The Kenneth Rainin Foundation will be accepting Letters of Inquiry (LOIs) for our Open Spaces Program from June 26 to August 4, 2017. Over the past few months, we’ve reflected on our first application cycle and grants. In response, we’ve made adjustments to the program’s criteria to emphasize key priorities—actions that we think will add clarity and improve the public art grants program overall.
When the Rainin Foundation established the Open Spaces Program, we in no way wanted to be prescriptive about what public art can be. Our first Open Spaces grantees, announced in January 2017, illustrate the flexibility of the program to support a diversity of artistic practices, innovative explorations of timely issues, and deep community engagement processes. Supported projects range from community meals, networked sound sculptures and aerial dance performances. And, they touch on important issues such as resilience in communities of color, neighborhood transformation and climate change. We want the Open Spaces Program to be responsive to the many ways in which organizations and artists are working in the field of public art.
Attend an Info Session

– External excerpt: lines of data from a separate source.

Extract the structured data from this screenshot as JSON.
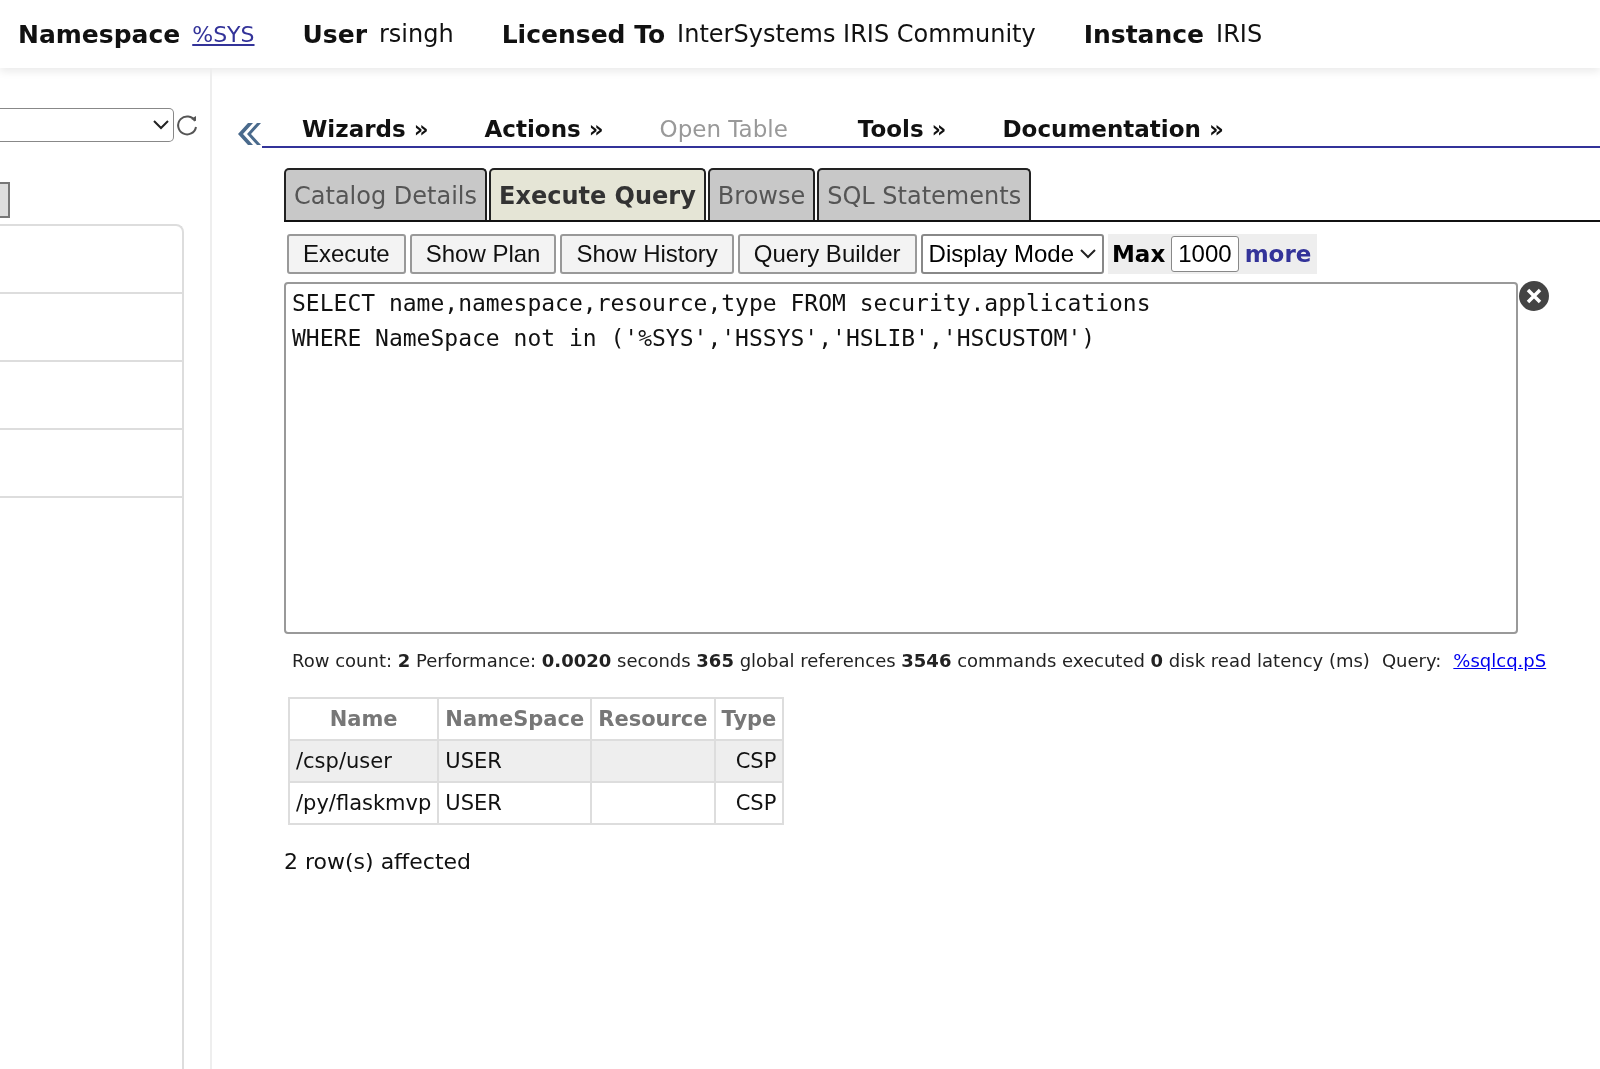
{
  "header": {
    "fields": [
      {
        "label": "Namespace",
        "value": "%SYS",
        "kind": "link"
      },
      {
        "label": "User",
        "value": "rsingh",
        "kind": "text"
      },
      {
        "label": "Licensed To",
        "value": "InterSystems IRIS Community",
        "kind": "text"
      },
      {
        "label": "Instance",
        "value": "IRIS",
        "kind": "text"
      }
    ]
  },
  "menu": [
    {
      "label": "Wizards »",
      "disabled": false
    },
    {
      "label": "Actions »",
      "disabled": false
    },
    {
      "label": "Open Table",
      "disabled": true
    },
    {
      "label": "Tools »",
      "disabled": false
    },
    {
      "label": "Documentation »",
      "disabled": false
    }
  ],
  "tabs": [
    {
      "label": "Catalog Details",
      "selected": false
    },
    {
      "label": "Execute Query",
      "selected": true
    },
    {
      "label": "Browse",
      "selected": false
    },
    {
      "label": "SQL Statements",
      "selected": false
    }
  ],
  "toolbar": {
    "buttons": [
      "Execute",
      "Show Plan",
      "Show History",
      "Query Builder"
    ],
    "display_mode": "Display Mode",
    "max_label": "Max",
    "max_value": "1000",
    "more": "more"
  },
  "query": "SELECT name,namespace,resource,type FROM security.applications\nWHERE NameSpace not in ('%SYS','HSSYS','HSLIB','HSCUSTOM')",
  "stats": {
    "text": "Row count: **2** Performance: **0.0020** seconds  **365** global references **3546** commands executed **0** disk read latency (ms)",
    "query_label": "Query:",
    "query_link": "%sqlcq.pS"
  },
  "table": {
    "columns": [
      "Name",
      "NameSpace",
      "Resource",
      "Type"
    ],
    "rows": [
      [
        "/csp/user",
        "USER",
        "",
        "CSP"
      ],
      [
        "/py/flaskmvp",
        "USER",
        "",
        "CSP"
      ]
    ]
  },
  "result": "2 row(s) affected"
}
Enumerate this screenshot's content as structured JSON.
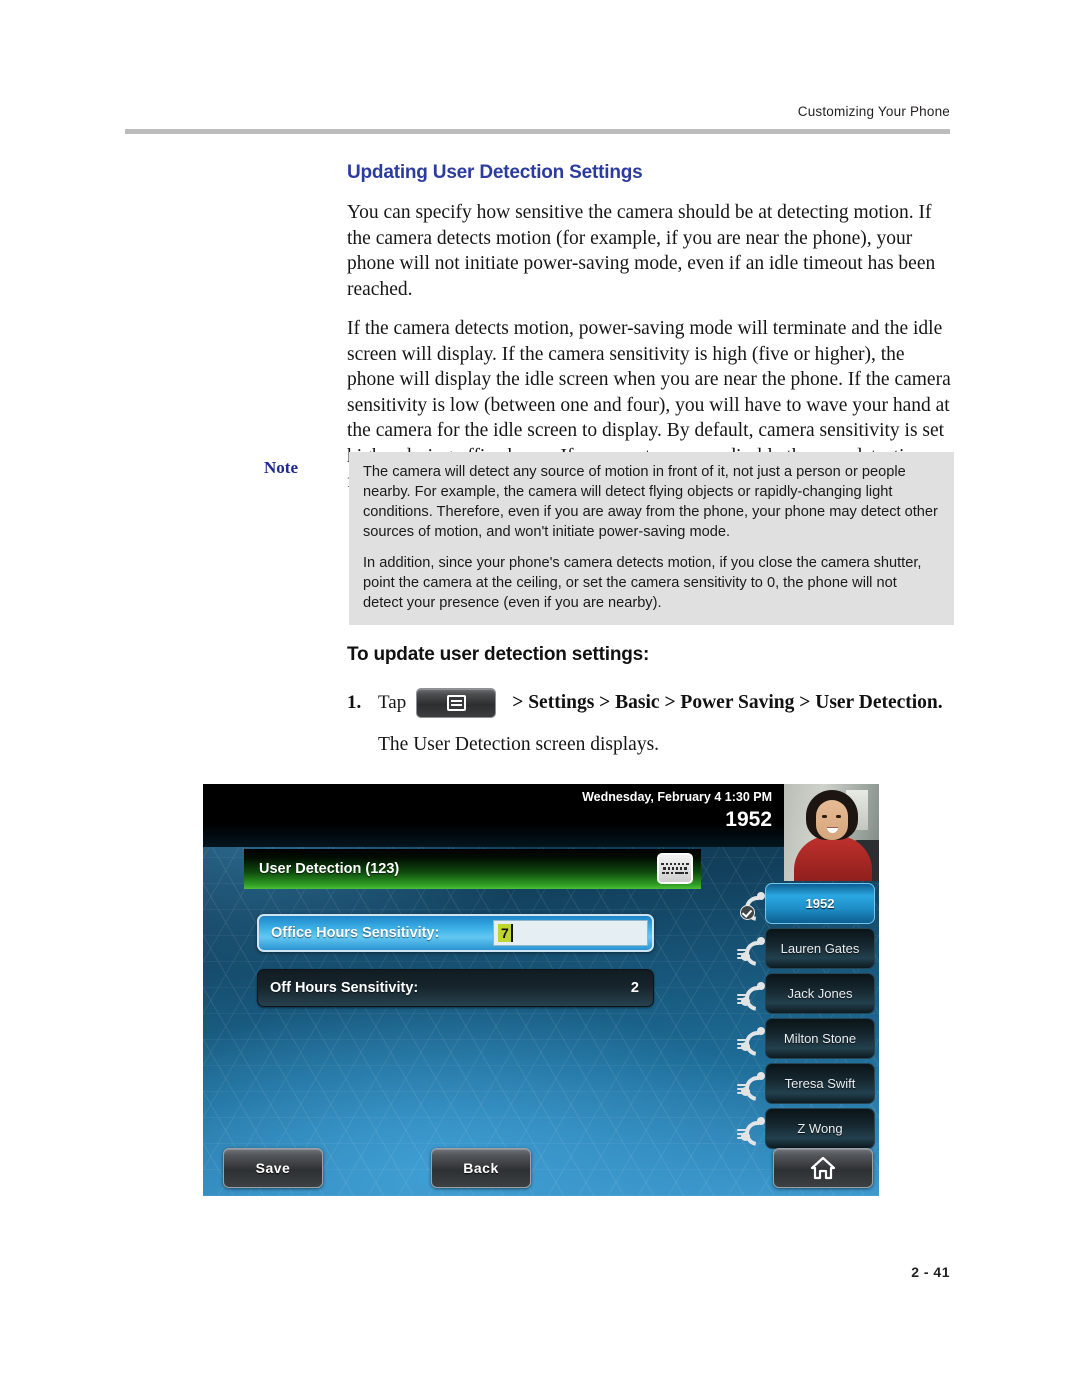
{
  "header": {
    "running_head": "Customizing Your Phone"
  },
  "footer": {
    "page_number": "2 - 41"
  },
  "section": {
    "title": "Updating User Detection Settings",
    "paragraphs": [
      "You can specify how sensitive the camera should be at detecting motion. If the camera detects motion (for example, if you are near the phone), your phone will not initiate power-saving mode, even if an idle timeout has been reached.",
      "If the camera detects motion, power-saving mode will terminate and the idle screen will display. If the camera sensitivity is high (five or higher), the phone will display the idle screen when you are near the phone. If the camera sensitivity is low (between one and four), you will have to wave your hand at the camera for the idle screen to display. By default, camera sensitivity is set higher during office hours. If you want, you can disable the user detection feature altogether."
    ]
  },
  "note": {
    "label": "Note",
    "paragraphs": [
      "The camera will detect any source of motion in front of it, not just a person or people nearby. For example, the camera will detect flying objects or rapidly-changing light conditions. Therefore, even if you are away from the phone, your phone may detect other sources of motion, and won't initiate power-saving mode.",
      "In addition, since your phone's camera detects motion, if you close the camera shutter, point the camera at the ceiling, or set the camera sensitivity to 0, the phone will not detect your presence (even if you are nearby)."
    ]
  },
  "procedure": {
    "title": "To update user detection settings:",
    "step_number": "1.",
    "tap_label": "Tap",
    "menu_icon": "menu-icon",
    "menu_path": "> Settings > Basic > Power Saving > User Detection.",
    "result_text": "The User Detection screen displays."
  },
  "phone_screen": {
    "statusbar": {
      "datetime": "Wednesday, February 4  1:30 PM",
      "extension": "1952"
    },
    "titlebar": {
      "text": "User Detection (123)",
      "keyboard_icon": "keyboard-icon"
    },
    "settings_rows": [
      {
        "label": "Office Hours Sensitivity:",
        "value": "7",
        "selected": true,
        "editing": true
      },
      {
        "label": "Off Hours Sensitivity:",
        "value": "2",
        "selected": false,
        "editing": false
      }
    ],
    "line_keys": [
      {
        "label": "1952",
        "active": true,
        "icon": "handset-registered-icon"
      },
      {
        "label": "Lauren Gates",
        "active": false,
        "icon": "handset-icon"
      },
      {
        "label": "Jack Jones",
        "active": false,
        "icon": "handset-icon"
      },
      {
        "label": "Milton Stone",
        "active": false,
        "icon": "handset-icon"
      },
      {
        "label": "Teresa Swift",
        "active": false,
        "icon": "handset-icon"
      },
      {
        "label": "Z Wong",
        "active": false,
        "icon": "handset-icon"
      }
    ],
    "softkeys": {
      "save": "Save",
      "back": "Back",
      "home_icon": "home-icon"
    }
  },
  "colors": {
    "heading_blue": "#2b3b9e",
    "note_label_blue": "#1c2a8c",
    "note_bg": "#e0e0e0",
    "rule_gray": "#bcbcbc",
    "titlebar_green": "#2e9b22",
    "selected_row_blue": "#3eb2e8",
    "edit_highlight": "#bfd62f"
  }
}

Learn about the Rainin Foundation’s grants to support temporary, place-based public art projects in San Francisco and Oakland. Arts Program staff will be on hand to answer questions.
Tuesday, June 13, 5:00 – 6:30 PM
Pro Arts Gallery | Reserve Your Spot
San Francisco Workshop
Wednesday, June 21, 4:30 – 6:00 PM
Root Division | Reserve Your Spot
Collaboration and Community
The core criteria of the Open Spaces Program haven’t shifted dramatically, but we have made some adjustments. We want to emphasize the following recommendations to highlight the importance of collaboration and the relevance of the project’s content to the communities it serves:
1. Partnerships should be mutually beneficial and authentic
A priority of the Open Spaces Program is to support the collaboration between a nonprofit organization and an artist or artist team in the creation of a temporary, place-based public art project in San Francisco or Oakland. This should be a mutually beneficial and authentic partnership in which the collaboration is central to the project’s development.
2. Projects need to be relevant to communities served
The Open Spaces program supports place-based projects that are accessible to the public. It is critical that projects’ content and concerns be rooted in the community it will serve, which can manifest in a myriad of ways. Competitive proposals will clearly express how the site selection and artistic vision speak to timely issues of relevance to the communities it serves.
From Pilot to Public Art Program
Our Open Spaces program evolved from Imagining Central Market, the Foundation’s 2014 pilot program. The goal of the program was to bring diverse communities together through an interactive public art project while celebrating Central Market’s burgeoning identity as an arts and technology district. The Luggage Store Gallery, a long-time Market Street tenant, was awarded the grant to illuminate murals and create an interactive bench installation, “Block by Block.” Located at Sixth and Market streets, it served as a meeting place in an under-resourced part of San Francisco, where public amenities such as seating have been historically lacking.
The project was successful in serving as a place for community members to gather. It also sparked important discussions around class and race, specifically in Central Market where the city’s socio-economic disparities come into sharp focus. Complaints about noise and illegal activity at the site ultimately led to the project’s removal; however, the insights we gained from this experience informed the shape of our Open Spaces Program. More importantly, it solidified desire to continue to support public art.
“Block by Block” was a feat of collaboration. One of the key takeaways was how engaging community members and stakeholders from the conception of a project, through its development and execution is critical to its success. It is essential to involve residents, city agencies, nonprofits and other partners from the project’s conception through its development and execution.
We look forward to learning how you will collaborate with and engage community through public art.
Open Spaces Program Overview
- Letters of Inquiry: Accepted Monday, June 26 – Friday, August 4, 2017 by 5 PM (PDT)
A small group of finalists will be selected and each receive a $5,000 honorarium to further develop their proposals.
- Full Proposals Deadline: Friday, October 27, 2017 by 5 PM (PDT)
- Awards Announced: January 2018
- Location of Projects: Oakland and San Francisco
- Grant Range: $50,000—$200,000 per project
- RSVP for a pre-application workshop
Program Associate, Arts
Adriana supports the arts team with grantmaking activities, and developing and implementing new initiatives. Read more.